Data about app and page elements
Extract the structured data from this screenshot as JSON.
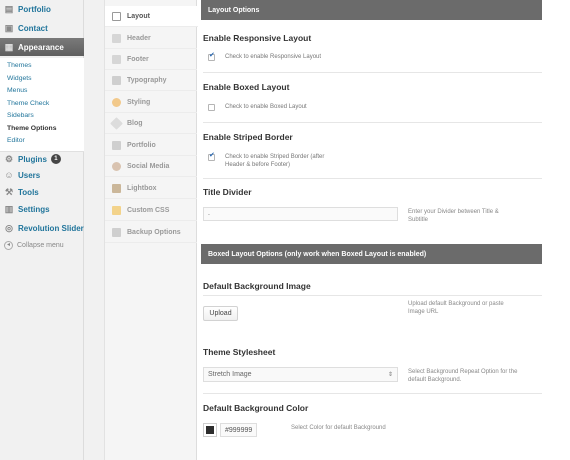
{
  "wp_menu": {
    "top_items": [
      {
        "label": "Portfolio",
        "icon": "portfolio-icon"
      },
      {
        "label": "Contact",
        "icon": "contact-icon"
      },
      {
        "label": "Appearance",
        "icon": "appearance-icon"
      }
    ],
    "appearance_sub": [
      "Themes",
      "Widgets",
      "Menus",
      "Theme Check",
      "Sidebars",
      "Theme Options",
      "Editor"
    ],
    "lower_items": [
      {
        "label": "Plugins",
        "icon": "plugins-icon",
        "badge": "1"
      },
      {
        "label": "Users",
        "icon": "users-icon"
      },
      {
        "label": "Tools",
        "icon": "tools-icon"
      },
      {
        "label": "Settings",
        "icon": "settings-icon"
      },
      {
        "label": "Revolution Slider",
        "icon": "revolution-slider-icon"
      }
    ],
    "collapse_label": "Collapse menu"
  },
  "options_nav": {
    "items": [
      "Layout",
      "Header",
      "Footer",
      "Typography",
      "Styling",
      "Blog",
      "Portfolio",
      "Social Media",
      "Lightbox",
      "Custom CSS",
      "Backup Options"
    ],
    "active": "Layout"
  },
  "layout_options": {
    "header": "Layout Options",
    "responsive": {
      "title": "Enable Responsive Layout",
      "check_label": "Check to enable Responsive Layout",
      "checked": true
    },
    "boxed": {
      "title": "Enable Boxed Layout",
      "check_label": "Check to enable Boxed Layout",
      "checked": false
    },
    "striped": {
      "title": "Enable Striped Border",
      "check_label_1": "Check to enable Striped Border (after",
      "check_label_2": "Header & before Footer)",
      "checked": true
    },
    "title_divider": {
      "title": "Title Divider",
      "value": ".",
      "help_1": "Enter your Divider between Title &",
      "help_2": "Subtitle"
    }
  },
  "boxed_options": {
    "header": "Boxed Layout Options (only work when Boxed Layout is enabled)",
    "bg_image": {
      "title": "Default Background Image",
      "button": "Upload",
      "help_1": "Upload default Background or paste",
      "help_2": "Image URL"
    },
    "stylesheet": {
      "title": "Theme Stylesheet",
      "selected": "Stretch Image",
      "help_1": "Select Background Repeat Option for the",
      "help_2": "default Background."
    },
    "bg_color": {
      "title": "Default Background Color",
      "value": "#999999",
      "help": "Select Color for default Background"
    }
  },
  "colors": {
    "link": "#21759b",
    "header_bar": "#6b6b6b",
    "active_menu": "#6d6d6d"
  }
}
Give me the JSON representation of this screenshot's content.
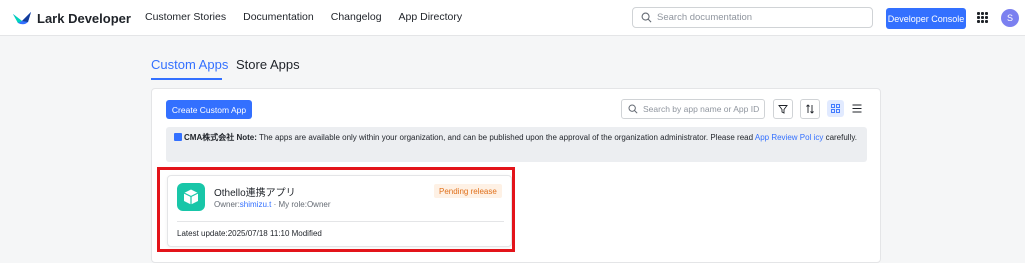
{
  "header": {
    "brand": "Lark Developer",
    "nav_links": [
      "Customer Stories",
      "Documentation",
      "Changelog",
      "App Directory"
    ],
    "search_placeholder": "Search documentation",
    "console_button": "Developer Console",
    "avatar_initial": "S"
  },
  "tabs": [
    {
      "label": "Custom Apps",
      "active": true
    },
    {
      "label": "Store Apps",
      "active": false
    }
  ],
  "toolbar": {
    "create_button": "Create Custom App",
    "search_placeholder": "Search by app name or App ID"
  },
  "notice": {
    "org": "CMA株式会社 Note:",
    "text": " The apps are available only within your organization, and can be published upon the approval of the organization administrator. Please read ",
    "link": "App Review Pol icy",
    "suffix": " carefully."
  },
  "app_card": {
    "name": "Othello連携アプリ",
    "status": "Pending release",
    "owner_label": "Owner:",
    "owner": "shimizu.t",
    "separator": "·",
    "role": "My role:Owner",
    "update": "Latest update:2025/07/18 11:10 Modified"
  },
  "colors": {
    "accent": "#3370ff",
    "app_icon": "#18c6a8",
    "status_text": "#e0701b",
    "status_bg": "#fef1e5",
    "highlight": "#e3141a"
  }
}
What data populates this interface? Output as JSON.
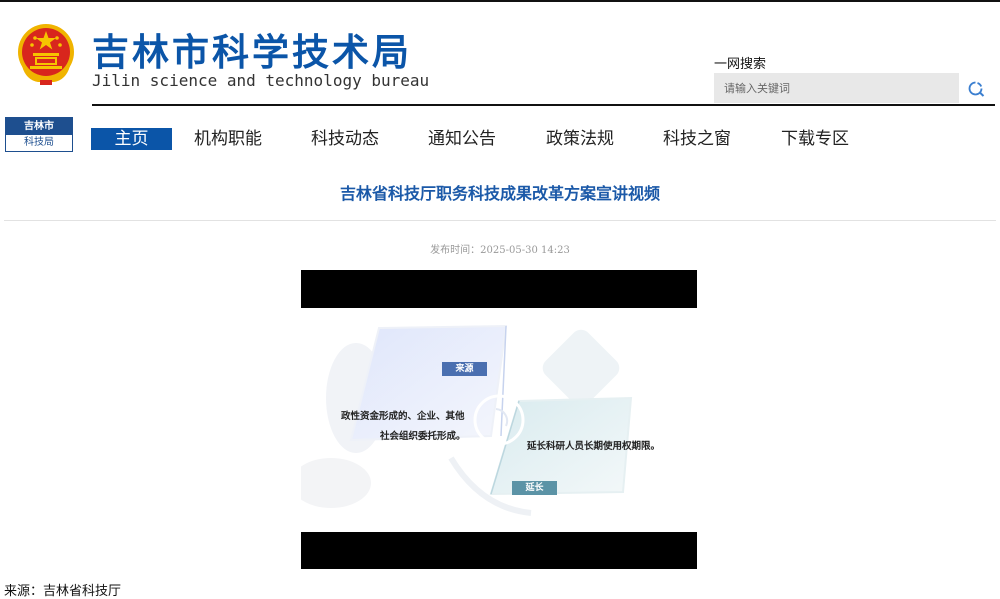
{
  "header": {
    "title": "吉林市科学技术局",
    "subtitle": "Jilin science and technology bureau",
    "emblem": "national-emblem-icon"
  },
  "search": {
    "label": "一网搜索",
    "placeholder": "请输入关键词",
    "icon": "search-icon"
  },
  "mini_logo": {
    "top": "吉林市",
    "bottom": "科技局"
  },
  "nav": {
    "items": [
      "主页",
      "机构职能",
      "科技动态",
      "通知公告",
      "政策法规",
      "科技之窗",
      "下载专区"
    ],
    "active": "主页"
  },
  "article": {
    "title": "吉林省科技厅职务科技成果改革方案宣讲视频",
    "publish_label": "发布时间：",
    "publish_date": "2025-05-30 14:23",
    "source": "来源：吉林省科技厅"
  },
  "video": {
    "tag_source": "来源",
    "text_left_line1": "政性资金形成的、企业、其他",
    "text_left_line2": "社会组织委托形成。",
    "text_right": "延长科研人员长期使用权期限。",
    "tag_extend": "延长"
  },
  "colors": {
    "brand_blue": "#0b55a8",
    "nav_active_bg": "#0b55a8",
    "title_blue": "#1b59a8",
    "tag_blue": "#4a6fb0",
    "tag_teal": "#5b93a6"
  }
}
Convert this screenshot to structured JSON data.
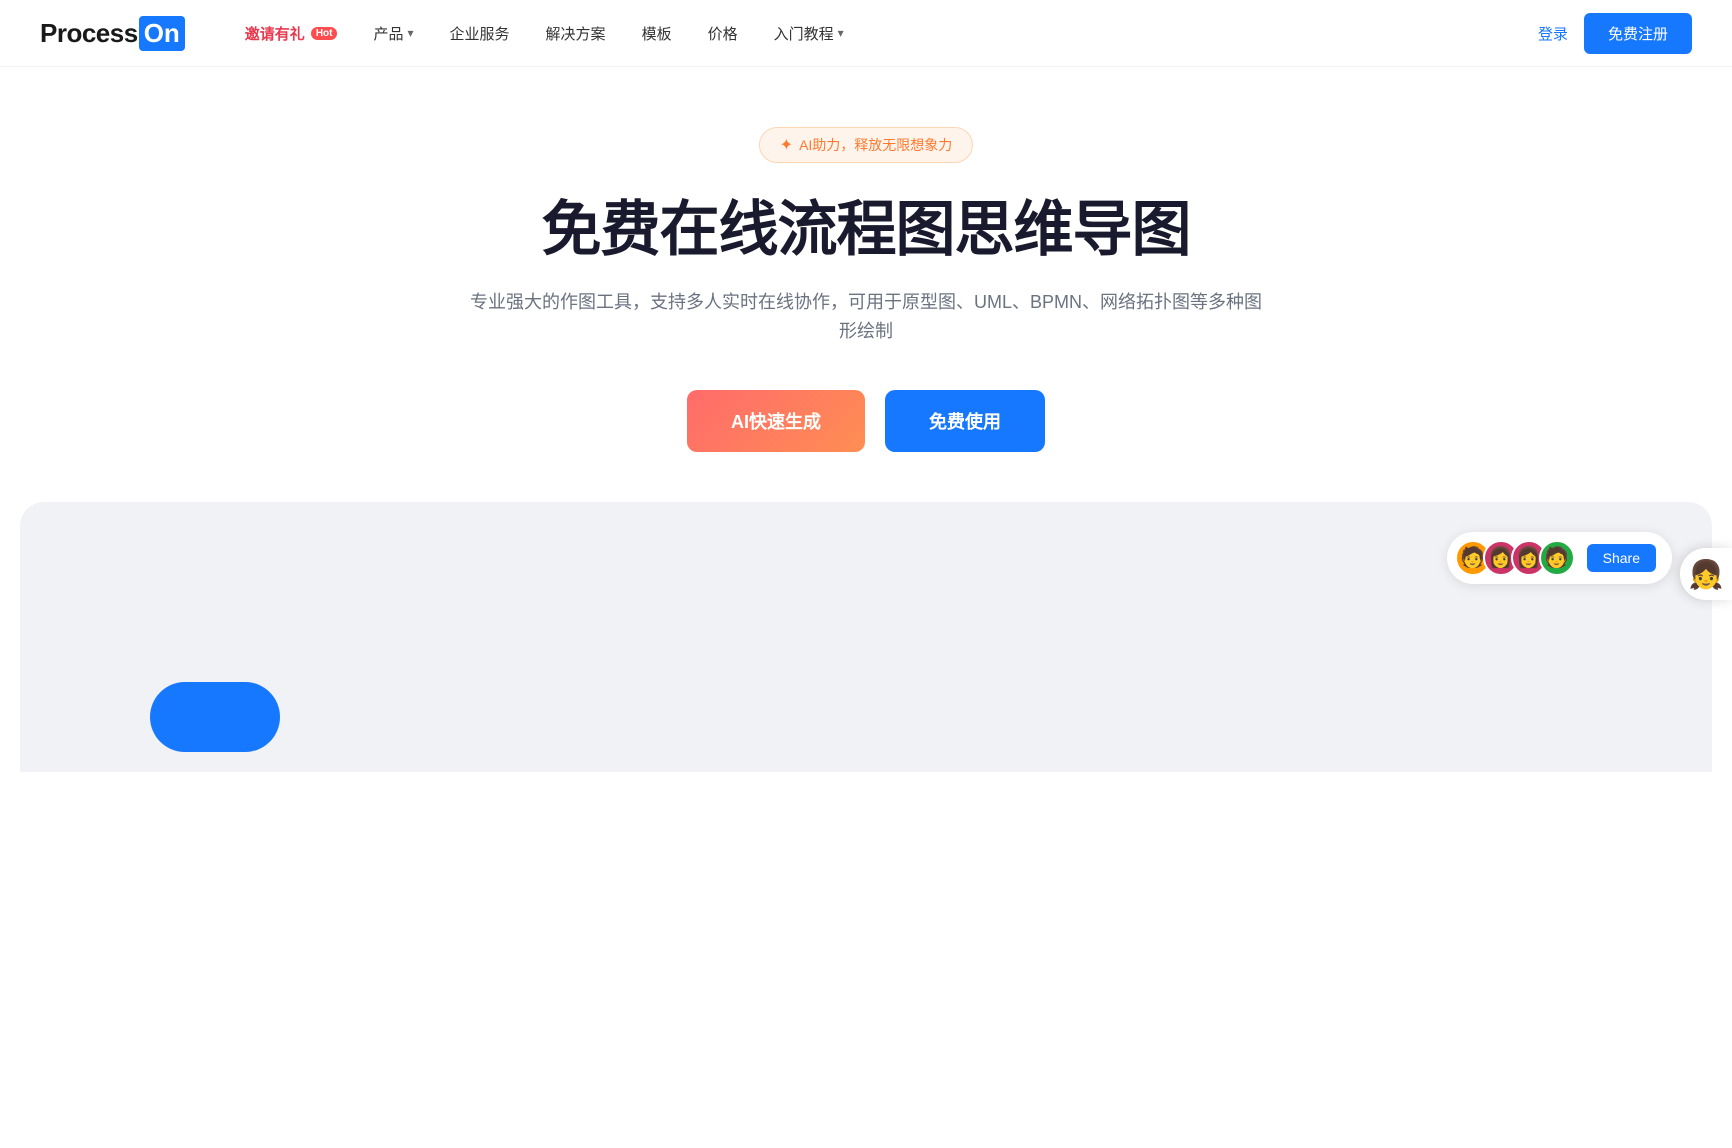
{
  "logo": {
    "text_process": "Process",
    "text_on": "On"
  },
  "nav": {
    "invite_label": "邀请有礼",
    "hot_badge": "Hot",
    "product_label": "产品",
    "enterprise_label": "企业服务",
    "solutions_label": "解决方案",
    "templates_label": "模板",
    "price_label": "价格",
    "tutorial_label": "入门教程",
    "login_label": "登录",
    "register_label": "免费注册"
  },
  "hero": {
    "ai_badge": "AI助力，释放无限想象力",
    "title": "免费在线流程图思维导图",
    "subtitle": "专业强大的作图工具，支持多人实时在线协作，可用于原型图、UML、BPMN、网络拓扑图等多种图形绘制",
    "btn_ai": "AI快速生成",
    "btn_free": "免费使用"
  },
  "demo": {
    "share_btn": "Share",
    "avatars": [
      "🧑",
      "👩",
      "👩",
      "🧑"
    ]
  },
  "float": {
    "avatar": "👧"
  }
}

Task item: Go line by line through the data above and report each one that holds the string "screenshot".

Response below:
Extract the structured data from this screenshot as JSON.
Give me the JSON representation of this screenshot's content.
Convert this screenshot to structured JSON data.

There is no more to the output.